Authorities in Boston have started gathering up hundreds of items at memorial sites for the victims of the marathon bombings. With rain in the forecast, all the running shoes, notes, pictures and other personal tokens left in remembrance of those killed and injured are being taken and put into storage.
"It's important to me to do it with respect and dignity," said Boston Mayor Tom Menino.
Menino said the city is also in the early stages of planning a more permanent memorial. One place he could look to for examples of how to do that is Israel, which has wrestled with the delicate issues of how best to memorialize the victims of terrorist attacks.
There are dozens of such memorials in the city of Jerusalem like the one at the Mahane Yehuda open-air produce market.
On the afternoon of July 30th, 1997, two Palestinian suicide bombers set off nearly simultaneous explosions and killed 16 people. All these years later, there is a stone plaque on the wall where it happened. It has the date and the names of each victim. But there is also a fading bumper sticker slapped across the memorial, and a plastic gas line dangling in front of it.
Ori Ginsburg, who works at a tapas bar down the alley, said he never noticed the plaque until I asked him about it. He said that Israelis tend to move on pretty quickly after incidents like this.
"I think they're used to it," Ginsburg said. "Part of the mentality of living here. There is a bombing, it happens every once and a while. It's nothing special."
Still, Ginsburg said he lost a good friend in a 2004 bus bombing. The memorials around town like the one in the market are important, he added, because the victims need to be acknowledged somehow.
"It's also good for the families. They come, they put flowers on them," he said.
These are places infused with meaning, he said. They are, "like, the last place the man was alive."
When civilians are killed in a terrorist attack, it almost seems self-evident. Of course some kind of memorial should be built to honor the victims. But there is a right way and a wrong way to go about it, according to Asa Kasher, professor of ethics and philosophy at Tel Aviv University.
"Private [memorials], the unofficial ones, the temporary ones, [they] are beautiful at the beginning and then, they are very sad eventually," Kasher said.
During the second intifada, Kasher said impromptu memorials sprouted up all over Tel Aviv. But people started to complain. And for good reason, he said. However well-intentioned, a memorial that is not well-planned and well-maintained defeats the purpose.
"The whole idea of a memorial is to remember, not to forget," Kasher said. "But when such a site seems one that has been forgotten, it's really improper."
When I showed Kasher a picture of the plaque in the Jerusalem market with the bumper sticker on it, he shook his head. This is the sort of thing he is talking about.
A proper memorial should be seen as a long-term project, Kasher emphasized. It should also be open and accessible to the public. And it should be both "comprehensive and individual at the same time."
Any successful memorials should include the names of the victims, even if people can't be expected to remember each one, he said.

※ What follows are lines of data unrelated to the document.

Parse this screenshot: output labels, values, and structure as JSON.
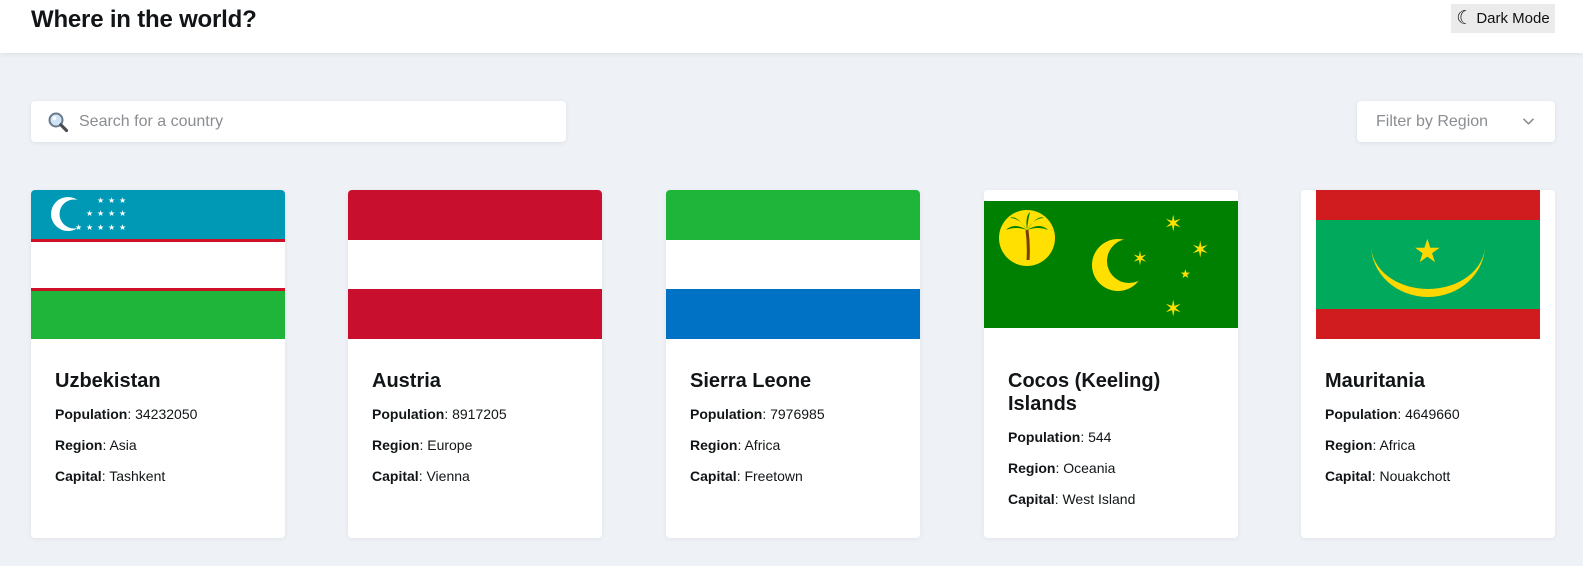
{
  "header": {
    "title": "Where in the world?",
    "dark_mode_label": "Dark Mode",
    "dark_mode_icon": "moon-icon"
  },
  "search": {
    "placeholder": "Search for a country",
    "value": "",
    "icon": "search-icon"
  },
  "filter": {
    "label": "Filter by Region",
    "icon": "chevron-down-icon"
  },
  "labels": {
    "population": "Population",
    "region": "Region",
    "capital": "Capital",
    "separator": ":"
  },
  "countries": [
    {
      "name": "Uzbekistan",
      "population": "34232050",
      "region": "Asia",
      "capital": "Tashkent",
      "flag": "flag-uzbekistan"
    },
    {
      "name": "Austria",
      "population": "8917205",
      "region": "Europe",
      "capital": "Vienna",
      "flag": "flag-austria"
    },
    {
      "name": "Sierra Leone",
      "population": "7976985",
      "region": "Africa",
      "capital": "Freetown",
      "flag": "flag-sierra-leone"
    },
    {
      "name": "Cocos (Keeling) Islands",
      "population": "544",
      "region": "Oceania",
      "capital": "West Island",
      "flag": "flag-cocos-keeling-islands"
    },
    {
      "name": "Mauritania",
      "population": "4649660",
      "region": "Africa",
      "capital": "Nouakchott",
      "flag": "flag-mauritania"
    }
  ],
  "colors": {
    "page_background": "#eef1f6",
    "card_background": "#ffffff",
    "text": "#111517",
    "placeholder": "#8a8d91"
  }
}
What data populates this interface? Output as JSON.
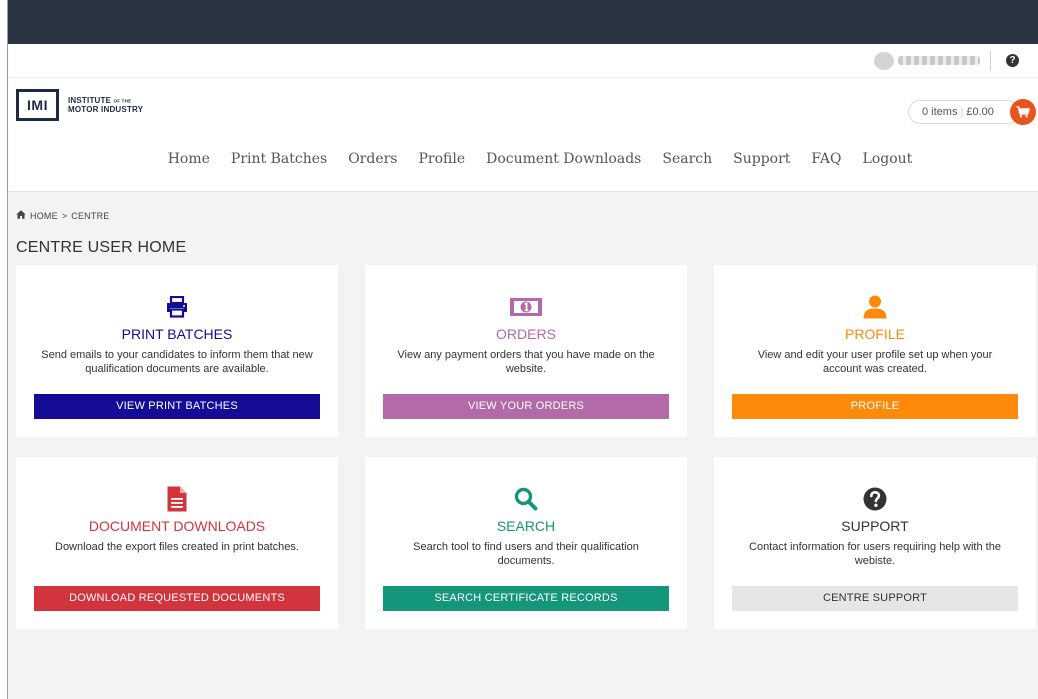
{
  "header": {
    "logo_mark": "IMI",
    "logo_line1": "INSTITUTE",
    "logo_line1_small": "OF THE",
    "logo_line2": "MOTOR INDUSTRY",
    "help_glyph": "?"
  },
  "cart": {
    "items_text": "0 items",
    "separator": "|",
    "total": "£0.00"
  },
  "nav": {
    "items": [
      "Home",
      "Print Batches",
      "Orders",
      "Profile",
      "Document Downloads",
      "Search",
      "Support",
      "FAQ",
      "Logout"
    ]
  },
  "breadcrumb": {
    "home": "HOME",
    "separator": ">",
    "current": "CENTRE"
  },
  "page": {
    "title": "CENTRE USER HOME"
  },
  "cards": [
    {
      "title": "PRINT BATCHES",
      "description": "Send emails to your candidates to inform them that new qualification documents are available.",
      "button": "VIEW PRINT BATCHES",
      "color": "#140c96",
      "icon": "printer-icon"
    },
    {
      "title": "ORDERS",
      "description": "View any payment orders that you have made on the website.",
      "button": "VIEW YOUR ORDERS",
      "color": "#b36aa8",
      "icon": "money-icon"
    },
    {
      "title": "PROFILE",
      "description": "View and edit your user profile set up when your account was created.",
      "button": "PROFILE",
      "color": "#fd8a0b",
      "icon": "user-icon"
    },
    {
      "title": "DOCUMENT DOWNLOADS",
      "description": "Download the export files created in print batches.",
      "button": "DOWNLOAD REQUESTED DOCUMENTS",
      "color": "#d2343d",
      "icon": "document-icon"
    },
    {
      "title": "SEARCH",
      "description": "Search tool to find users and their qualification documents.",
      "button": "SEARCH CERTIFICATE RECORDS",
      "color": "#14967a",
      "icon": "search-icon"
    },
    {
      "title": "SUPPORT",
      "description": "Contact information for users requiring help with the webiste.",
      "button": "CENTRE SUPPORT",
      "color": "#333333",
      "button_color": "#e6e6e6",
      "button_text_color": "#333333",
      "icon": "help-icon"
    }
  ],
  "colors": {
    "topbar": "#2a3541",
    "content_bg": "#f3f3f3",
    "cart_accent": "#e8541e",
    "logo": "#1e2a44"
  }
}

"And therefore, it is not an abstract notion of a number and a date and a place," Kasher explained. "It's a person. … It's a person with a name, with a face, with a history of life, with a history of death. That's the best way of remembering people who died under such circumstances."
The key to building a meaningful permanent memorial, Kasher said, is to somehow keep "the presence of the dead in the life of the living."
His advice for Boston is to think about how its planned memorial can teach future generations about this tragic chapter in the city's history.